San Antonio Spurs and French national basketball star Tony Parker apologized on Monday for a photo in which he unknowingly used the quenelle, an alleged anti-Semitic hand gesture. Wikipedia Commons

San Antonio Spurs star Tony Parker has apologized after a photo of him performing a “quenelle” hand gesture went viral.

Several French news outlets posted a photo of Parker demonstrating the quenelle — a gesture described as a “Nazi salute in reverse” — alongside comedian Dieudonné, the man who purportedly created the gesture, the New York Daily News reports. As the photo went viral, prominent Jewish organizations, including the French affiliate of the World Jewish Congress and the Simon Wiesenthal Center, called on Parker to apologize for his actions.

“It’s the Nazi salute in reverse,” Roger Cukierman, a leading member of the French affiliate of the World Jewish Congress, told Reuters. Rabbi Abraham Cooper of the Simon Wiesenthal Center echoed Cukierman’s admonition, asking Parker to “apologize for his past use of the quenelle ‘Nazi’ salute,” The Algemeiner, a New York-based Jewish newspaper, reports.

“As a leading sports figure on both sides of the Atlantic, Parker has a special moral obligation to disassociate himself from a gesture that the government of France has identified as anti-Semetic,” Cooper told the newspaper, according to the New York Daily News.

Dieudonné, a French celebrity whose full name is Dieudonné M’bala M’bala, has referred to the quenelle gesture as a symbol of defiance, as anti-Semitic actions are illegal under French law, ESPN reports. He has been convicted of anti-Semitic speech in the past.

On Monday morning, Parker released a statement in which he apologized for taking the photo, claiming that he was unaware of the gesture’s meaning when posed with Dieudonné three years ago. It’s unclear if Parker will face disciplinary action from the NBA.

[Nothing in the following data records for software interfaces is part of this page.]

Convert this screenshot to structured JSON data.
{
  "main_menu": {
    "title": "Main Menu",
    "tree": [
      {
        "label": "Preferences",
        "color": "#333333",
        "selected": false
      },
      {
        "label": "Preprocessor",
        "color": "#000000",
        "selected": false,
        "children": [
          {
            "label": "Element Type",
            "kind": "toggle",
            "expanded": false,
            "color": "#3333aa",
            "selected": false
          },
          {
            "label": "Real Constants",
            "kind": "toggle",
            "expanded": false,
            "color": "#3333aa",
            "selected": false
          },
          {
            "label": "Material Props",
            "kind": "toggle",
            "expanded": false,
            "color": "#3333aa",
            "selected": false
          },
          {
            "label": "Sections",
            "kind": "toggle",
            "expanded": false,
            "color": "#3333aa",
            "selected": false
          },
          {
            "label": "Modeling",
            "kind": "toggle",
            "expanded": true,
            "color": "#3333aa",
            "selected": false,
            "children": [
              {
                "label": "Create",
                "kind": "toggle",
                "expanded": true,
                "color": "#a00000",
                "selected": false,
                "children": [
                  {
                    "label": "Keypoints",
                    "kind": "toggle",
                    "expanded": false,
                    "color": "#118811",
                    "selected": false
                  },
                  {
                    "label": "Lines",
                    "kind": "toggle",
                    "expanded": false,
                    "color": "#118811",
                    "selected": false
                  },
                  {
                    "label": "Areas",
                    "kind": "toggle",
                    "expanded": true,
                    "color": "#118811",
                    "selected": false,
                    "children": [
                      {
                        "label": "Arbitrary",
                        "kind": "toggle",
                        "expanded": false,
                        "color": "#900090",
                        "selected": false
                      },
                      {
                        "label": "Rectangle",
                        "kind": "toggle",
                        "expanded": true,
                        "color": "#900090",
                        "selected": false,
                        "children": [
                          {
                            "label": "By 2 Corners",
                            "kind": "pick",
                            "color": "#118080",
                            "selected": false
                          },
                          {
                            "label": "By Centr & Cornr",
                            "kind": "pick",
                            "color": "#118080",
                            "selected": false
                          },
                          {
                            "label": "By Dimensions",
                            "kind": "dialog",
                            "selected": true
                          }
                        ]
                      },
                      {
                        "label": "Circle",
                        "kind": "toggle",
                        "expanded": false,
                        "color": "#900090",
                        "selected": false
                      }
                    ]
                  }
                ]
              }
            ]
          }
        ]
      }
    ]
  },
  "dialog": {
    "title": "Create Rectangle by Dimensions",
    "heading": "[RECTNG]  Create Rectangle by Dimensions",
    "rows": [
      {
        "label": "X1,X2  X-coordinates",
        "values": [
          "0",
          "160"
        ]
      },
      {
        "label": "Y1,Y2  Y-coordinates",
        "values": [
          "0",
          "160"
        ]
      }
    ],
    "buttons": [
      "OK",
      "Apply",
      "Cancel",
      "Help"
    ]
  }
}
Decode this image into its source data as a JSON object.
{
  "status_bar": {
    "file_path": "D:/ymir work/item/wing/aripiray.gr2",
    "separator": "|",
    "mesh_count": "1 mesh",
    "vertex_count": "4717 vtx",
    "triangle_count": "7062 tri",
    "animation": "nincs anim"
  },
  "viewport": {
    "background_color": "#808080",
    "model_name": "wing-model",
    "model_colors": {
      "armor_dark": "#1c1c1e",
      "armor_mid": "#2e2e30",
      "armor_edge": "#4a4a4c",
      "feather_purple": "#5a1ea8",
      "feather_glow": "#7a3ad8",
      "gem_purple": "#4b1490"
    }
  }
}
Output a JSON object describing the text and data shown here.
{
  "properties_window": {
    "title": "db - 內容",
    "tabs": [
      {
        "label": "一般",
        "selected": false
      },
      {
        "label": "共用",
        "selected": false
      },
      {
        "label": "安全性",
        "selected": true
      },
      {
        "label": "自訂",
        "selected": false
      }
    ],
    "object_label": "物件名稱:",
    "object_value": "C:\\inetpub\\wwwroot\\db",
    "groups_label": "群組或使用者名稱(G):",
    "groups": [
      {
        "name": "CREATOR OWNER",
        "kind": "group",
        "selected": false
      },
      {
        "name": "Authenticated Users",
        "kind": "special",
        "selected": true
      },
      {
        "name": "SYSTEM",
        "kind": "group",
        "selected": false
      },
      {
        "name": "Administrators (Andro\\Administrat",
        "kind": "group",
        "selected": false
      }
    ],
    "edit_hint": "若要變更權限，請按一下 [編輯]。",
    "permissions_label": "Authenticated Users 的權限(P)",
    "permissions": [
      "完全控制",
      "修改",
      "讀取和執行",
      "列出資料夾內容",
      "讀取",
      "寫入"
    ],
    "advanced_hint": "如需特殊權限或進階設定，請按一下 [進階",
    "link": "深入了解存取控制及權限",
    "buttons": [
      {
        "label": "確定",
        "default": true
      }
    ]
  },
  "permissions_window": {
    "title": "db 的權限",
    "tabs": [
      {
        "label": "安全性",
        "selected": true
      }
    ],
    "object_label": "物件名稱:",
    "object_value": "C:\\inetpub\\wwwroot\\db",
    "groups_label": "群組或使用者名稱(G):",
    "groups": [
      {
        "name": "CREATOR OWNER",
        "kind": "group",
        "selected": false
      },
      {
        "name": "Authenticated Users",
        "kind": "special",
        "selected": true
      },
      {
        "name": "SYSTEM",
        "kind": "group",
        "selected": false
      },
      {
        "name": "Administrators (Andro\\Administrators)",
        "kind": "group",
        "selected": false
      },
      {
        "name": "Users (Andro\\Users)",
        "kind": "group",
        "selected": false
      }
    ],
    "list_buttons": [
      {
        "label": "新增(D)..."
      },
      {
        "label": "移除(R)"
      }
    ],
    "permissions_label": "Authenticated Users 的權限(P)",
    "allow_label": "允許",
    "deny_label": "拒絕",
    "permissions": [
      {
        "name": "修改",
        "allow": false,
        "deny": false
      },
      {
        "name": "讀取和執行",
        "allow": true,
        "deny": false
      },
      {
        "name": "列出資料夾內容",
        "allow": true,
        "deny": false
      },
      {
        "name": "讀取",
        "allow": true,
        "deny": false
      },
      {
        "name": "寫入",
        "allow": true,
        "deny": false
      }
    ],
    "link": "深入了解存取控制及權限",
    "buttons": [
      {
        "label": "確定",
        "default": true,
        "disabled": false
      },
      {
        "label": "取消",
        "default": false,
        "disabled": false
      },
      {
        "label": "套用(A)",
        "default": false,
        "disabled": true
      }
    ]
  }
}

"While this gesture has been part of French culture for many years, it was not until recently that I learned of the very negative concerns associated with it. When l was photographed making that gesture three years ago, I thought it was part of a comedy act and did not know that it could be in any way offensive or harmful,” Parker said in the statement.

“Since I have been made aware of the seriousness of this gesture, I will certainly never repeat the gesture and sincerely apologize for any misunderstanding or harm relating to my actions,” he continued. “Hopefully this incident will serve to educate others that we need to be more aware that things that may seem innocuous can actually have a history of hate and hurt."

Parker isn’t the first professional athlete to be scrutinized for performing the quenelle. On Saturday, French soccer player Nicolas Anelka drew criticism after he used the gesture while celebrating a goal. Anelka will be suspended for at least five games over the incident, the Daily Mail reported.